To mark the birth of Beatle-mania, their record company is re-releasing on DVD a documentary film of the Fab Four's invasion called, appropriately enough, "The Beatles: The First U.S. Visit." CBS News Correspondent Mark Phillips reports.
As nostalgic moments go, this one is right up there: Ed Sullivan announcing on his show, "The city never has witnessed the excitement stirred by these youngsters from Liverpool who call themselves The Beatles."
Frozen in time are the black-and-white images, Sullivan's sleek black hair, The Beatles' mop tops, the boppers and the screams.
On Feb. 9, 1964, America stopped to watch the musical phenomenon of the age: the Beatles singing, "Close your eyes and I'll kiss you. Tomorrow I'll miss you."
They are images and sounds that carry all of us back in time.
Sipping wine and watching his younger self singing on screen, Paul McCartney finishes the song: "And then while I'm away I'll write home every day and I'll send all my loving...to you. Bee do bee do."

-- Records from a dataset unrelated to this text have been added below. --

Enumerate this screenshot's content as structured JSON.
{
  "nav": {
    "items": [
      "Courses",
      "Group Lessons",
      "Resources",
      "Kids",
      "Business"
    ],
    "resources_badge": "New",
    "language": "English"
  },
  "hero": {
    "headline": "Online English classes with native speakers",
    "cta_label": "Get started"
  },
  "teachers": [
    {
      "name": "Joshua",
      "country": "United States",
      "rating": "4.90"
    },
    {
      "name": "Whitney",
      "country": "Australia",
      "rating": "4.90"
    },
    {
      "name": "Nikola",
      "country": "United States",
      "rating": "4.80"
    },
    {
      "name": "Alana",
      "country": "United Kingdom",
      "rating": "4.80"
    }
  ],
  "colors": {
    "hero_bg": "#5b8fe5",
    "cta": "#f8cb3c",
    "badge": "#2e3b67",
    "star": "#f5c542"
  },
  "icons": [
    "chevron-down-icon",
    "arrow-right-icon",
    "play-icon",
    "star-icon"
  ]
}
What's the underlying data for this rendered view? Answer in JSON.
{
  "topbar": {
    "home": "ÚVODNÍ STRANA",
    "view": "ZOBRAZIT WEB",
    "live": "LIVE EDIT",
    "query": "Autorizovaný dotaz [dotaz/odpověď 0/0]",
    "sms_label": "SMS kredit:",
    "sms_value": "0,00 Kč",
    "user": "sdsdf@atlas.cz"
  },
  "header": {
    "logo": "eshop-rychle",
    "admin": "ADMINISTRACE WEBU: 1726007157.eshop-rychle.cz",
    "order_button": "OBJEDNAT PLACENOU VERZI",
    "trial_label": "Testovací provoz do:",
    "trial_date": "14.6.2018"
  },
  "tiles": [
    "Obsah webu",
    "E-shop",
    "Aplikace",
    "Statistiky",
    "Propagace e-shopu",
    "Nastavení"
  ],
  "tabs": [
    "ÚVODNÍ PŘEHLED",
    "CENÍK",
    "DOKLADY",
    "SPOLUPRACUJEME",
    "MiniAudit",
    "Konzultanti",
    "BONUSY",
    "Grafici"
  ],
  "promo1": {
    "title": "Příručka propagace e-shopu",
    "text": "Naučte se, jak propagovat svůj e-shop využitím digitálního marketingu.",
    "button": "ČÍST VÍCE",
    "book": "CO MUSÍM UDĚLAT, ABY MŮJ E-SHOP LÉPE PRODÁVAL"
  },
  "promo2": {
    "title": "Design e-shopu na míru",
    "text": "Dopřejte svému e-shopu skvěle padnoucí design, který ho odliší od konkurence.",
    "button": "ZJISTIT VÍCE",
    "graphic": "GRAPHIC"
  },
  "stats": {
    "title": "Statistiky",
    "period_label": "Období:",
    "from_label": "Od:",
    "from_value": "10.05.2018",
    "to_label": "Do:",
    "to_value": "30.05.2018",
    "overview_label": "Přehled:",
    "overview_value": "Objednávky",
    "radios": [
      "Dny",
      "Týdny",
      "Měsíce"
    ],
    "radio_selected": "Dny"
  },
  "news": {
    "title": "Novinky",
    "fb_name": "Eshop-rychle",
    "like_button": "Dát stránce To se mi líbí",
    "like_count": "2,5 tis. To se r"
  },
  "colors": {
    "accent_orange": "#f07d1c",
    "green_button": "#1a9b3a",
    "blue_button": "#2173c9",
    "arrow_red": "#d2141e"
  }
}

Turning to Dan Rather, he asks, "Remember them? Good group."
Rather replies, "I'm old enough to remember them."
A couple of years ago, McCartney returned to the Ed Sullivan theatre with Dan Rather for an interview for "60 Minutes II."
Walking with Rather through the main aisle towards the stage, McCartney says, "I mainly remember it this way: the curtains open and seeing a lot of screaming girls."
"What were they screaming about?" Rather asks.
"You know, Dan, I think we were just so darn cute," McCartney replies.
And so darn smart: The Beatles weren't only good; they were self-promoting geniuses. For example, at a press conference they were asked: "How many of you have to wear those wigs?"
"All of us," Ringo replied. "I'm bald," McCartney added. "Don't tell anyone, please."
They were like nothing that had ever come before: a combination of talent, style and clever, confident irreverence.
They had timed this trip perfectly, holding off on coming to America until they had a good, solid No.1 hit. The Beatles may have wanted to simply "hold your hand," but they never let go. That was the first of 27 international No.1 hits.
Only when they were sure their fame had preceded them, only when they knew that the popular hysteria called Beatle-mania had crossed the Atlantic ahead of them, would they follow.
On the news. it was reported: "It goes by the code name Beatle-mania. "D" day has been common knowledge for months and this was the day."
McCartney recalls, "We came with absolute degree of success. And then with the 'Ed Sullivan Show,' you know, it was a huge viewing audience. We've arrived. We well and truly arrived."
Fans kept singing their songs.
McCartney says, "First, you know, to come to America was a dream because most of the music we loved, inspired us, came from here. So to come to the place where Elvis was born, to come to New York and to come to Detroit and places like that, it was like Mecca to us, you know."
But if ever the mountain came to Muhammad, it did on the "Ed Sullivan Show" that night.
McCartney says, "We knew it was Ed Sullivan. We knew he was the man. That was the big American show. We didn't know it was going to go down well. We're going to be good on it. And right before we started, one of the guys, one of the crews, he said, 'Are you nervous?' I said, 'No.' Bluffing. He said, 'Well, it's going out to 70 million viewers.' Oh, thank you, now I'm nervous."
And it's funny what you remember.
McCartney says, "I remember stupid things. I remember the way he [Ed Sullivan] said Miami Beach."
When they first traveled across America, there may have been one or two people who didn't know the Beatles. But by the time of their final appearance, they were on the Sullivan show for three consecutive weeks, you would have had to have been living in a hole in the ground not to have known them. And remember them singing: "Shake it, shake it, shake it baby."
The world of pop music had been shaken up like never before.
And everybody was shouting.